Plant of the Week
Rattlesnake Plantain (Goodyera oblongifolia)
By Charmaine Delmatier (2018)
Rattlesnake plantain (Goodyera oblongifolia) is a terrestrial perennial monocot in the orchid family, Orchidaceae, rising from a fibrous rhizome. The genus, Goodyera, occurs worldwide, but is primarily in Southeast Asia. In the western hemisphere, there are 16 species and in North America, it narrows to only four. Finding our less common rattlesnake plantain is a victory. Across North America, it can be found in both coniferous forests and mixed woodlands. According to Jacquelyn A. Kallunki in her treatment of Goodyera in the Flora of North America; in eastern North America, rattlesnake plantain is less common in low elevation cedar swamps but is more commonly spotted in formerly glaciated areas. Along the backbone of North America (the Rocky Mountains), it is often located in high-elevation spruce-fir forests.

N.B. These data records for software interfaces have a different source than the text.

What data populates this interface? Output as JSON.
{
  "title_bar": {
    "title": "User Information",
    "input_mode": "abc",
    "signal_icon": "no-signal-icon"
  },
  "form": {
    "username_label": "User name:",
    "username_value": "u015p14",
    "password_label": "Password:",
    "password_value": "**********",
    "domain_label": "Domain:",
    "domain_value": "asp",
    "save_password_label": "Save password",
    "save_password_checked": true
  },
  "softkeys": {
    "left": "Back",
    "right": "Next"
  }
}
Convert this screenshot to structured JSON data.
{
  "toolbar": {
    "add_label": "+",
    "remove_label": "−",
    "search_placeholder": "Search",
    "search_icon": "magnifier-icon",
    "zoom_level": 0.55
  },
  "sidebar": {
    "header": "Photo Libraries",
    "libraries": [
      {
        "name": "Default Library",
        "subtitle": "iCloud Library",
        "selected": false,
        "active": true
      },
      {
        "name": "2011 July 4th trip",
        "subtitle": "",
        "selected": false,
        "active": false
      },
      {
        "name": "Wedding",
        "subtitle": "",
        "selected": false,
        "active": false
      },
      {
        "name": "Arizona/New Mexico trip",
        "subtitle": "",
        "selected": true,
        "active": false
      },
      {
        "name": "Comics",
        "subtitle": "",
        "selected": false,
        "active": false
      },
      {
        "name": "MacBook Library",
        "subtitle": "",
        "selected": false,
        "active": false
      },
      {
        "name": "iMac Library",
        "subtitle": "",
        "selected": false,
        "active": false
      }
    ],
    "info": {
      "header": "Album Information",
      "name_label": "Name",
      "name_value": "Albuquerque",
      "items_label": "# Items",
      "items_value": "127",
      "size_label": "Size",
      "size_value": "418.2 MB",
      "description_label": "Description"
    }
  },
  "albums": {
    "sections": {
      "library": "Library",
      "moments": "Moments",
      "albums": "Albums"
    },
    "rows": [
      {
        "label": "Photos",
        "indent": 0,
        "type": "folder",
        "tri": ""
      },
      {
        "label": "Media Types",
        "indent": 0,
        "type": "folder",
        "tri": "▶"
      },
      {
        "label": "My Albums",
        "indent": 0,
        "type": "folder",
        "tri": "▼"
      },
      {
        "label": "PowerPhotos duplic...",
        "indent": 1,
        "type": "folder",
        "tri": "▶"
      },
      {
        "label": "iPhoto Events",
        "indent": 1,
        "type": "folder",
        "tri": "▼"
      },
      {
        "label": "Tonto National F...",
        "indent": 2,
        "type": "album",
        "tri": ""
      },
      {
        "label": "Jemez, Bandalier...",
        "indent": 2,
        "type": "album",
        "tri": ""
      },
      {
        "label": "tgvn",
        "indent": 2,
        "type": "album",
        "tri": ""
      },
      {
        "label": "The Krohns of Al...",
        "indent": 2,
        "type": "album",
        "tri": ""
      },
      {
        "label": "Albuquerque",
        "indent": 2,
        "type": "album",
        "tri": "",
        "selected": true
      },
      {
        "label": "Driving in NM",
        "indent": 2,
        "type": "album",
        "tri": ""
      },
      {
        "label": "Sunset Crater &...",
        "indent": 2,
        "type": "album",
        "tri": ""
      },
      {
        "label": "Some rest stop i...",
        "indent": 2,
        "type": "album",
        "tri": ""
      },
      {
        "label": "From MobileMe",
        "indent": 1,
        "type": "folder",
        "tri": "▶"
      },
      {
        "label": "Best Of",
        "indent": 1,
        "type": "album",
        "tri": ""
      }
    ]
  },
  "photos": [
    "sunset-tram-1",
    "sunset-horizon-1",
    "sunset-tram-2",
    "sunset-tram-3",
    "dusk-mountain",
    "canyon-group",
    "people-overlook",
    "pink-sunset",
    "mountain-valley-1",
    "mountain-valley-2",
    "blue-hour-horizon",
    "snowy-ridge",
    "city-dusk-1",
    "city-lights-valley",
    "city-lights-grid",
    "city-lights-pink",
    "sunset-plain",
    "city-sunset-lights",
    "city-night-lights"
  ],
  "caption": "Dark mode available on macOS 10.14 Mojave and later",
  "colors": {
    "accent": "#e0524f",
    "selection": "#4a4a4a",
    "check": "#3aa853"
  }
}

Look for it to bloom between mid-July and mid-September.
Even though it is not abundant, rattlesnake plantain is widespread throughout North America extending from Canada and Alaska in the north, to Mexico in the south. A smaller orchid, it stands erect and may reach up to 15 inches. According to the International Union for Conservation of Nature (IUCN), there are 59,300 species of monocots worldwide and the largest family in this group are the orchids with more than 20,000 species. Several orchids act as medicinal and therapeutic treatments for tuberculosis, paralysis, stomach disorders, chest pain, arthritis, syphilis, jaundice, cholera, acidity, eczema, boils, and inflammations.
Of the four North American species of Goodyera, rattlesnake plantain can be separated apart with its white midrib distinctly prominent against the evergreen basal rosette of leaves.
The other three species have basal leaves that are usually either all green or reticulate with whitish veins, but all four can be difficult to distinguish. Small white flowers are somewhat resupinate (upside down), and terminally placed along a spiked peduncle.
For many orchid flowers, an advanced adaptation for visiting pollinators is a flap of tissue known as the rostellum. It extends down in front of the anther which separates the stigma (female) from the anther (male). The stigma is covered with a sticky liquid and as the insect retreats from each orchid, it brushes against the sticky rostellum. With the jostling movements of each insect, pollen grains also adhere to its body, and off it goes covered with both female and male gametophytes. The rarer of the four orchids (downy rattlesnake plantain, Goodyera pubescens) has a notched rostellum, whereas the other three have a distinct 2-pronged beak rostellum.
Also known as Western or Giant Rattlesnake Plantain, you might want to recover with a poultice of softened leaves for cuts and wounds or relax in a hot bath with an infusion of leaves to treat stiff muscles. As with all wild plants, discretion, respect, and proper harvesting protocols must be followed with each respective management agency.